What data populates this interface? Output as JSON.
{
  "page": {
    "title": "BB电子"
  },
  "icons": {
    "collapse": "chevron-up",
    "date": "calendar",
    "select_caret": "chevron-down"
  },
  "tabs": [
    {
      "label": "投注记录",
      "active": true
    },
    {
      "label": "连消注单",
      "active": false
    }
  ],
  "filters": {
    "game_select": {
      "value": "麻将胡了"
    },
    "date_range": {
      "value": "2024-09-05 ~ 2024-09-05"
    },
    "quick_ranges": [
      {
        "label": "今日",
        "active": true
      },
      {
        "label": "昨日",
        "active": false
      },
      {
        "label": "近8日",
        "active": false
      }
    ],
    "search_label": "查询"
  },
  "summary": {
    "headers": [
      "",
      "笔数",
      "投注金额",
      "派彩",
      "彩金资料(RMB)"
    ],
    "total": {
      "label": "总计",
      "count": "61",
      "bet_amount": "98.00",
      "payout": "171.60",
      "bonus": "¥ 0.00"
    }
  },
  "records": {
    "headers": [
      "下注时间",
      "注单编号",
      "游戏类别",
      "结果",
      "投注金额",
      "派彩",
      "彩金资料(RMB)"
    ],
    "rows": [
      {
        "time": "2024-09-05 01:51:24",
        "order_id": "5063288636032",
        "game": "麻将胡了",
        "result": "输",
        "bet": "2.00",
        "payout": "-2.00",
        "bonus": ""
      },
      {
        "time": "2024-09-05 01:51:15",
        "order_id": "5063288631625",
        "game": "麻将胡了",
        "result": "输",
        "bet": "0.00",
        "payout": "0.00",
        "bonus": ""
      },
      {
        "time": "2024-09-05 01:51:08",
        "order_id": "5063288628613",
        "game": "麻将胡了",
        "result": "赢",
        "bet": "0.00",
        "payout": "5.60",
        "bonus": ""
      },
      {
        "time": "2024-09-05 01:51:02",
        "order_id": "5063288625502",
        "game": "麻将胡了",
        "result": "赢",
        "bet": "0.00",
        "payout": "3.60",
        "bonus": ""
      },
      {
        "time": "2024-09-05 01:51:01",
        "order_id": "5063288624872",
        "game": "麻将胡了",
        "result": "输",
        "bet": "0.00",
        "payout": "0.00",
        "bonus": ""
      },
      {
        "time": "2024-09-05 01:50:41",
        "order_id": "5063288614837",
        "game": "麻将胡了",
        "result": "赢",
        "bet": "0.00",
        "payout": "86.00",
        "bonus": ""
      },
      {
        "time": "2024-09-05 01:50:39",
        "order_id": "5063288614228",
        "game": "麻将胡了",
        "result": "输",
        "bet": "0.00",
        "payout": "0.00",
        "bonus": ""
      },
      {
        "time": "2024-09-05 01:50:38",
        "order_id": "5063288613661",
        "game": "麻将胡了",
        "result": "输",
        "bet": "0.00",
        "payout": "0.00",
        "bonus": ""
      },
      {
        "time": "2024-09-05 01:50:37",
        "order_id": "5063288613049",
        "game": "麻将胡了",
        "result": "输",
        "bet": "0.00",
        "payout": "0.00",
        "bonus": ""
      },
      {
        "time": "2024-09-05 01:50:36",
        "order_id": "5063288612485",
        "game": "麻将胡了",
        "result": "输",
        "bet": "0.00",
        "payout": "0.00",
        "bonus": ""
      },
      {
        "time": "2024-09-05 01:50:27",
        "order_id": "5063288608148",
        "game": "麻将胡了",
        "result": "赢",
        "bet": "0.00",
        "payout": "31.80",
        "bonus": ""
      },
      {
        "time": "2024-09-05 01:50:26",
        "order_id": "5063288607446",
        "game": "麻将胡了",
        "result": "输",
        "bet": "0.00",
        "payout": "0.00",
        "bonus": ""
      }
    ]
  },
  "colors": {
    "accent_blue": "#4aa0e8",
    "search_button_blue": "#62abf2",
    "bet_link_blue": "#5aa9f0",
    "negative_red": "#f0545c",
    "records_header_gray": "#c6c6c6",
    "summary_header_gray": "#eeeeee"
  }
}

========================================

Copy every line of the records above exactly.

Response below:
What data populates this interface? Output as JSON.
{
  "page": {
    "title": "BB电子"
  },
  "icons": {
    "collapse": "chevron-up",
    "date": "calendar",
    "select_caret": "chevron-down"
  },
  "tabs": [
    {
      "label": "投注记录",
      "active": true
    },
    {
      "label": "连消注单",
      "active": false
    }
  ],
  "filters": {
    "game_select": {
      "value": "麻将胡了"
    },
    "date_range": {
      "value": "2024-09-05 ~ 2024-09-05"
    },
    "quick_ranges": [
      {
        "label": "今日",
        "active": true
      },
      {
        "label": "昨日",
        "active": false
      },
      {
        "label": "近8日",
        "active": false
      }
    ],
    "search_label": "查询"
  },
  "summary": {
    "headers": [
      "",
      "笔数",
      "投注金额",
      "派彩",
      "彩金资料(RMB)"
    ],
    "total": {
      "label": "总计",
      "count": "61",
      "bet_amount": "98.00",
      "payout": "171.60",
      "bonus": "¥ 0.00"
    }
  },
  "records": {
    "headers": [
      "下注时间",
      "注单编号",
      "游戏类别",
      "结果",
      "投注金额",
      "派彩",
      "彩金资料(RMB)"
    ],
    "rows": [
      {
        "time": "2024-09-05 01:51:24",
        "order_id": "5063288636032",
        "game": "麻将胡了",
        "result": "输",
        "bet": "2.00",
        "payout": "-2.00",
        "bonus": ""
      },
      {
        "time": "2024-09-05 01:51:15",
        "order_id": "5063288631625",
        "game": "麻将胡了",
        "result": "输",
        "bet": "0.00",
        "payout": "0.00",
        "bonus": ""
      },
      {
        "time": "2024-09-05 01:51:08",
        "order_id": "5063288628613",
        "game": "麻将胡了",
        "result": "赢",
        "bet": "0.00",
        "payout": "5.60",
        "bonus": ""
      },
      {
        "time": "2024-09-05 01:51:02",
        "order_id": "5063288625502",
        "game": "麻将胡了",
        "result": "赢",
        "bet": "0.00",
        "payout": "3.60",
        "bonus": ""
      },
      {
        "time": "2024-09-05 01:51:01",
        "order_id": "5063288624872",
        "game": "麻将胡了",
        "result": "输",
        "bet": "0.00",
        "payout": "0.00",
        "bonus": ""
      },
      {
        "time": "2024-09-05 01:50:41",
        "order_id": "5063288614837",
        "game": "麻将胡了",
        "result": "赢",
        "bet": "0.00",
        "payout": "86.00",
        "bonus": ""
      },
      {
        "time": "2024-09-05 01:50:39",
        "order_id": "5063288614228",
        "game": "麻将胡了",
        "result": "输",
        "bet": "0.00",
        "payout": "0.00",
        "bonus": ""
      },
      {
        "time": "2024-09-05 01:50:38",
        "order_id": "5063288613661",
        "game": "麻将胡了",
        "result": "输",
        "bet": "0.00",
        "payout": "0.00",
        "bonus": ""
      },
      {
        "time": "2024-09-05 01:50:37",
        "order_id": "5063288613049",
        "game": "麻将胡了",
        "result": "输",
        "bet": "0.00",
        "payout": "0.00",
        "bonus": ""
      },
      {
        "time": "2024-09-05 01:50:36",
        "order_id": "5063288612485",
        "game": "麻将胡了",
        "result": "输",
        "bet": "0.00",
        "payout": "0.00",
        "bonus": ""
      },
      {
        "time": "2024-09-05 01:50:27",
        "order_id": "5063288608148",
        "game": "麻将胡了",
        "result": "赢",
        "bet": "0.00",
        "payout": "31.80",
        "bonus": ""
      },
      {
        "time": "2024-09-05 01:50:26",
        "order_id": "5063288607446",
        "game": "麻将胡了",
        "result": "输",
        "bet": "0.00",
        "payout": "0.00",
        "bonus": ""
      }
    ]
  },
  "colors": {
    "accent_blue": "#4aa0e8",
    "search_button_blue": "#62abf2",
    "bet_link_blue": "#5aa9f0",
    "negative_red": "#f0545c",
    "records_header_gray": "#c6c6c6",
    "summary_header_gray": "#eeeeee"
  }
}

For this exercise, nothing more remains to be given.